If each lamp is 35W @ 12V , then the lamp current is:

I=P/E

I=35/12

I=2.92 Amps

Assuming a series circuit, the current is the same through all the lamps.

If you have 5 lamps, each dropping 12 V, the total dropped across the lamps is 12V x 5, or 60V.

If you want to run this lamp bank from a 120V source, you will need a series resistor that will drop 60V at a current of 2.92A. According to Ohm's Law:

R=E/I

R=60/2.92

R=20.5 ohms

The power dissipated in this resistor is given by:

P=ExI

P=60x2.92

P=175.2W

The nearest standard resistor would be a 200W wirewound type, which is a pretty large device.
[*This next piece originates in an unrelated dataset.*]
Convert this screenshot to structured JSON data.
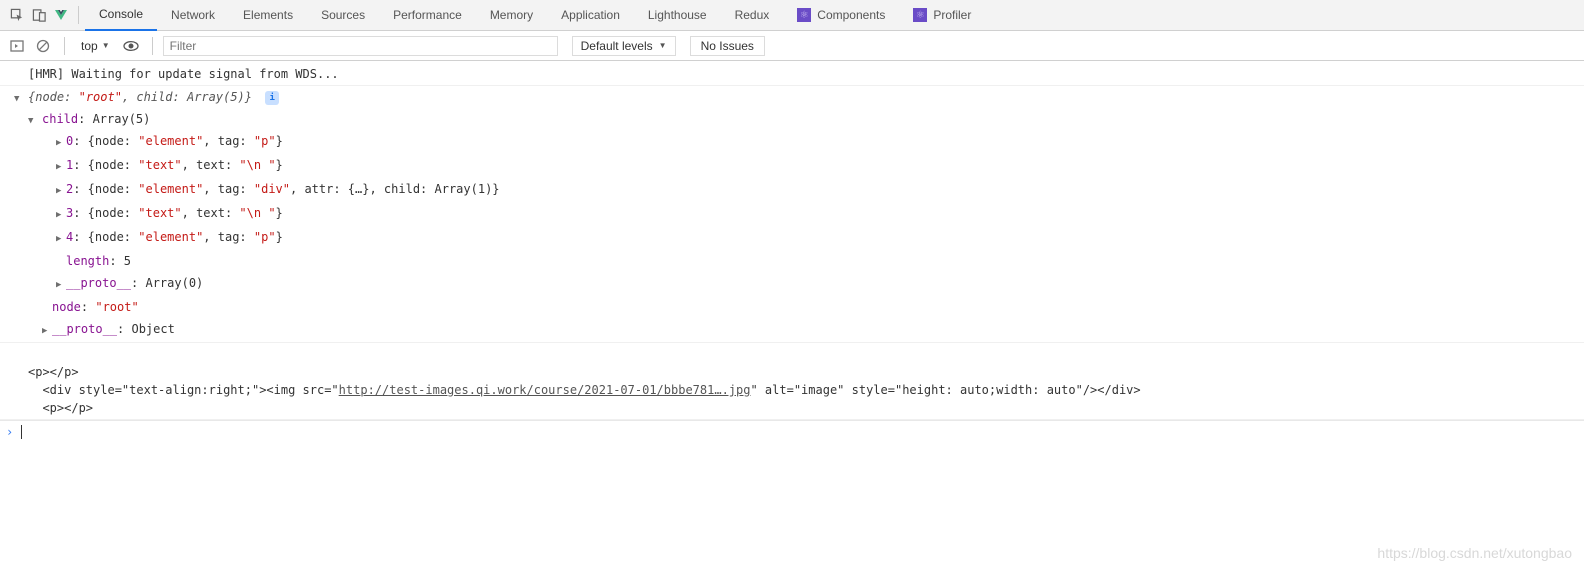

Imagine a ceramic tube about a foot long and 1.5" in diameter.

You may have a problem getting the lamps to start well with a simple resistive ballast like this, because the resistance of a filament-type lamp is much lower when cold, resulting in a much lower drop across the lamp and a consequently higher drop across the series resistor. The lamps may remain cold while the series resistor burns up from excessive dissipation. Even if the lamps eventually heat up and run properly, you need to take this startup current surge into account when sizing the series resistor.

All in all, the use of a transformer is a better way to go. You save 175W of wasted power!

[This message has been edited by NJwirenut (edited 09-25-2001).]